■ **Instructions for the task**
A faithful, word-for-word copy of the data below is required, without pictures.

■ **Provided information**
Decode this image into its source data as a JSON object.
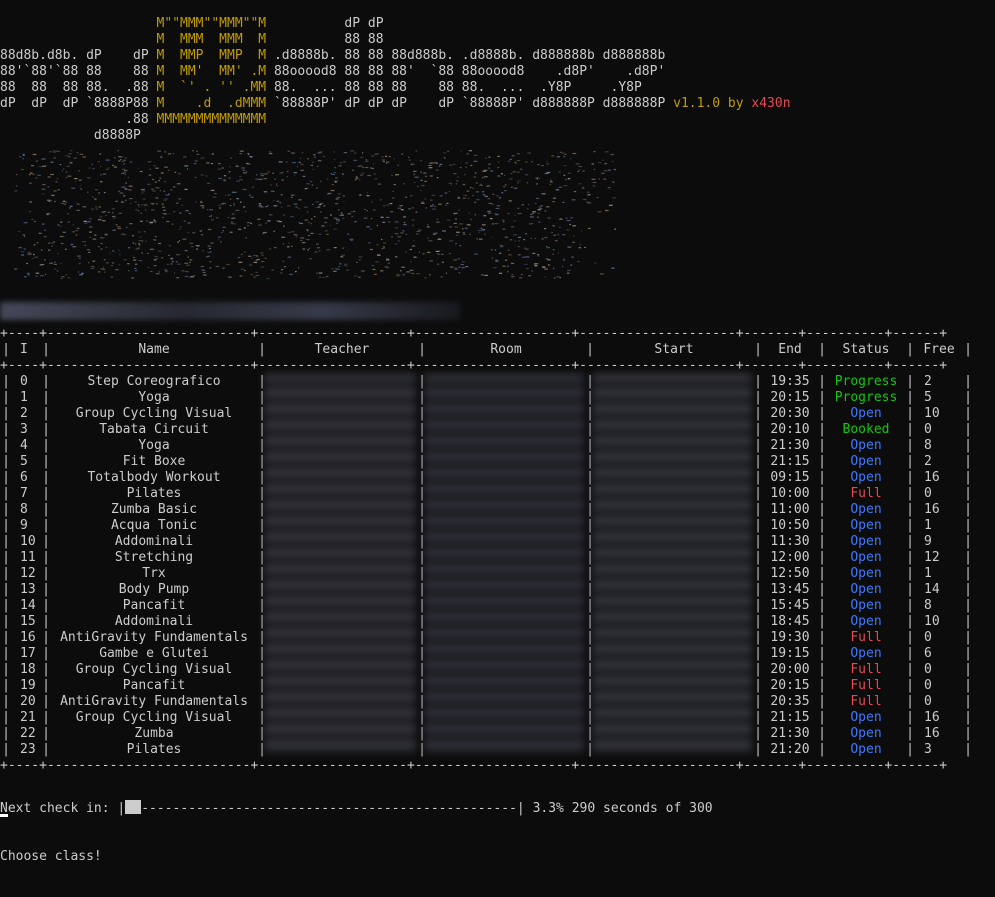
{
  "banner": {
    "lines": [
      "                    M\"\"MMM\"\"MMM\"\"M          dP dP",
      "                    M  MMM  MMM  M          88 88",
      "88d8b.d8b. dP    dP M  MMP  MMP  M .d8888b. 88 88 88d888b. .d8888b. d888888b d888888b",
      "88'`88'`88 88    88 M  MM'  MM' .M 88ooood8 88 88 88'  `88 88ooood8    .d8P'    .d8P'",
      "88  88  88 88.  .88 M  `' . '' .MM 88.  ... 88 88 88    88 88.  ...  .Y8P     .Y8P",
      "dP  dP  dP `8888P88 M    .d  .dMMM `88888P' dP dP dP    dP `88888P' d888888P d888888P",
      "                .88 MMMMMMMMMMMMMM",
      "            d8888P"
    ],
    "version": "v1.1.0",
    "by": "by",
    "author": "x430n"
  },
  "table": {
    "headers": [
      "I",
      "Name",
      "Teacher",
      "Room",
      "Start",
      "End",
      "Status",
      "Free"
    ],
    "rows": [
      {
        "i": "0",
        "name": "Step Coreografico",
        "end": "19:35",
        "status": "Progress",
        "free": "2"
      },
      {
        "i": "1",
        "name": "Yoga",
        "end": "20:15",
        "status": "Progress",
        "free": "5"
      },
      {
        "i": "2",
        "name": "Group Cycling Visual",
        "end": "20:30",
        "status": "Open",
        "free": "10"
      },
      {
        "i": "3",
        "name": "Tabata Circuit",
        "end": "20:10",
        "status": "Booked",
        "free": "0"
      },
      {
        "i": "4",
        "name": "Yoga",
        "end": "21:30",
        "status": "Open",
        "free": "8"
      },
      {
        "i": "5",
        "name": "Fit Boxe",
        "end": "21:15",
        "status": "Open",
        "free": "2"
      },
      {
        "i": "6",
        "name": "Totalbody Workout",
        "end": "09:15",
        "status": "Open",
        "free": "16"
      },
      {
        "i": "7",
        "name": "Pilates",
        "end": "10:00",
        "status": "Full",
        "free": "0"
      },
      {
        "i": "8",
        "name": "Zumba Basic",
        "end": "11:00",
        "status": "Open",
        "free": "16"
      },
      {
        "i": "9",
        "name": "Acqua Tonic",
        "end": "10:50",
        "status": "Open",
        "free": "1"
      },
      {
        "i": "10",
        "name": "Addominali",
        "end": "11:30",
        "status": "Open",
        "free": "9"
      },
      {
        "i": "11",
        "name": "Stretching",
        "end": "12:00",
        "status": "Open",
        "free": "12"
      },
      {
        "i": "12",
        "name": "Trx",
        "end": "12:50",
        "status": "Open",
        "free": "1"
      },
      {
        "i": "13",
        "name": "Body Pump",
        "end": "13:45",
        "status": "Open",
        "free": "14"
      },
      {
        "i": "14",
        "name": "Pancafit",
        "end": "15:45",
        "status": "Open",
        "free": "8"
      },
      {
        "i": "15",
        "name": "Addominali",
        "end": "18:45",
        "status": "Open",
        "free": "10"
      },
      {
        "i": "16",
        "name": "AntiGravity Fundamentals",
        "end": "19:30",
        "status": "Full",
        "free": "0"
      },
      {
        "i": "17",
        "name": "Gambe e Glutei",
        "end": "19:15",
        "status": "Open",
        "free": "6"
      },
      {
        "i": "18",
        "name": "Group Cycling Visual",
        "end": "20:00",
        "status": "Full",
        "free": "0"
      },
      {
        "i": "19",
        "name": "Pancafit",
        "end": "20:15",
        "status": "Full",
        "free": "0"
      },
      {
        "i": "20",
        "name": "AntiGravity Fundamentals",
        "end": "20:35",
        "status": "Full",
        "free": "0"
      },
      {
        "i": "21",
        "name": "Group Cycling Visual",
        "end": "21:15",
        "status": "Open",
        "free": "16"
      },
      {
        "i": "22",
        "name": "Zumba",
        "end": "21:30",
        "status": "Open",
        "free": "16"
      },
      {
        "i": "23",
        "name": "Pilates",
        "end": "21:20",
        "status": "Open",
        "free": "3"
      }
    ]
  },
  "status_colors": {
    "Progress": "#16c60c",
    "Booked": "#16c60c",
    "Open": "#3b78ff",
    "Full": "#e74856"
  },
  "footer": {
    "next_check_label": "Next check in:",
    "progress_fraction": 0.033,
    "percent_text": "3.3%",
    "seconds_text": "290 seconds of 300",
    "prompt": "Choose class!"
  }
}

■ **Your solution**
Decode this image into its source data as a JSON object.
{
  "banner": {
    "lines": [
      "                    M\"\"MMM\"\"MMM\"\"M          dP dP",
      "                    M  MMM  MMM  M          88 88",
      "88d8b.d8b. dP    dP M  MMP  MMP  M .d8888b. 88 88 88d888b. .d8888b. d888888b d888888b",
      "88'`88'`88 88    88 M  MM'  MM' .M 88ooood8 88 88 88'  `88 88ooood8    .d8P'    .d8P'",
      "88  88  88 88.  .88 M  `' . '' .MM 88.  ... 88 88 88    88 88.  ...  .Y8P     .Y8P",
      "dP  dP  dP `8888P88 M    .d  .dMMM `88888P' dP dP dP    dP `88888P' d888888P d888888P",
      "                .88 MMMMMMMMMMMMMM",
      "            d8888P"
    ],
    "version": "v1.1.0",
    "by": "by",
    "author": "x430n"
  },
  "table": {
    "headers": [
      "I",
      "Name",
      "Teacher",
      "Room",
      "Start",
      "End",
      "Status",
      "Free"
    ],
    "rows": [
      {
        "i": "0",
        "name": "Step Coreografico",
        "end": "19:35",
        "status": "Progress",
        "free": "2"
      },
      {
        "i": "1",
        "name": "Yoga",
        "end": "20:15",
        "status": "Progress",
        "free": "5"
      },
      {
        "i": "2",
        "name": "Group Cycling Visual",
        "end": "20:30",
        "status": "Open",
        "free": "10"
      },
      {
        "i": "3",
        "name": "Tabata Circuit",
        "end": "20:10",
        "status": "Booked",
        "free": "0"
      },
      {
        "i": "4",
        "name": "Yoga",
        "end": "21:30",
        "status": "Open",
        "free": "8"
      },
      {
        "i": "5",
        "name": "Fit Boxe",
        "end": "21:15",
        "status": "Open",
        "free": "2"
      },
      {
        "i": "6",
        "name": "Totalbody Workout",
        "end": "09:15",
        "status": "Open",
        "free": "16"
      },
      {
        "i": "7",
        "name": "Pilates",
        "end": "10:00",
        "status": "Full",
        "free": "0"
      },
      {
        "i": "8",
        "name": "Zumba Basic",
        "end": "11:00",
        "status": "Open",
        "free": "16"
      },
      {
        "i": "9",
        "name": "Acqua Tonic",
        "end": "10:50",
        "status": "Open",
        "free": "1"
      },
      {
        "i": "10",
        "name": "Addominali",
        "end": "11:30",
        "status": "Open",
        "free": "9"
      },
      {
        "i": "11",
        "name": "Stretching",
        "end": "12:00",
        "status": "Open",
        "free": "12"
      },
      {
        "i": "12",
        "name": "Trx",
        "end": "12:50",
        "status": "Open",
        "free": "1"
      },
      {
        "i": "13",
        "name": "Body Pump",
        "end": "13:45",
        "status": "Open",
        "free": "14"
      },
      {
        "i": "14",
        "name": "Pancafit",
        "end": "15:45",
        "status": "Open",
        "free": "8"
      },
      {
        "i": "15",
        "name": "Addominali",
        "end": "18:45",
        "status": "Open",
        "free": "10"
      },
      {
        "i": "16",
        "name": "AntiGravity Fundamentals",
        "end": "19:30",
        "status": "Full",
        "free": "0"
      },
      {
        "i": "17",
        "name": "Gambe e Glutei",
        "end": "19:15",
        "status": "Open",
        "free": "6"
      },
      {
        "i": "18",
        "name": "Group Cycling Visual",
        "end": "20:00",
        "status": "Full",
        "free": "0"
      },
      {
        "i": "19",
        "name": "Pancafit",
        "end": "20:15",
        "status": "Full",
        "free": "0"
      },
      {
        "i": "20",
        "name": "AntiGravity Fundamentals",
        "end": "20:35",
        "status": "Full",
        "free": "0"
      },
      {
        "i": "21",
        "name": "Group Cycling Visual",
        "end": "21:15",
        "status": "Open",
        "free": "16"
      },
      {
        "i": "22",
        "name": "Zumba",
        "end": "21:30",
        "status": "Open",
        "free": "16"
      },
      {
        "i": "23",
        "name": "Pilates",
        "end": "21:20",
        "status": "Open",
        "free": "3"
      }
    ]
  },
  "status_colors": {
    "Progress": "#16c60c",
    "Booked": "#16c60c",
    "Open": "#3b78ff",
    "Full": "#e74856"
  },
  "footer": {
    "next_check_label": "Next check in:",
    "progress_fraction": 0.033,
    "percent_text": "3.3%",
    "seconds_text": "290 seconds of 300",
    "prompt": "Choose class!"
  }
}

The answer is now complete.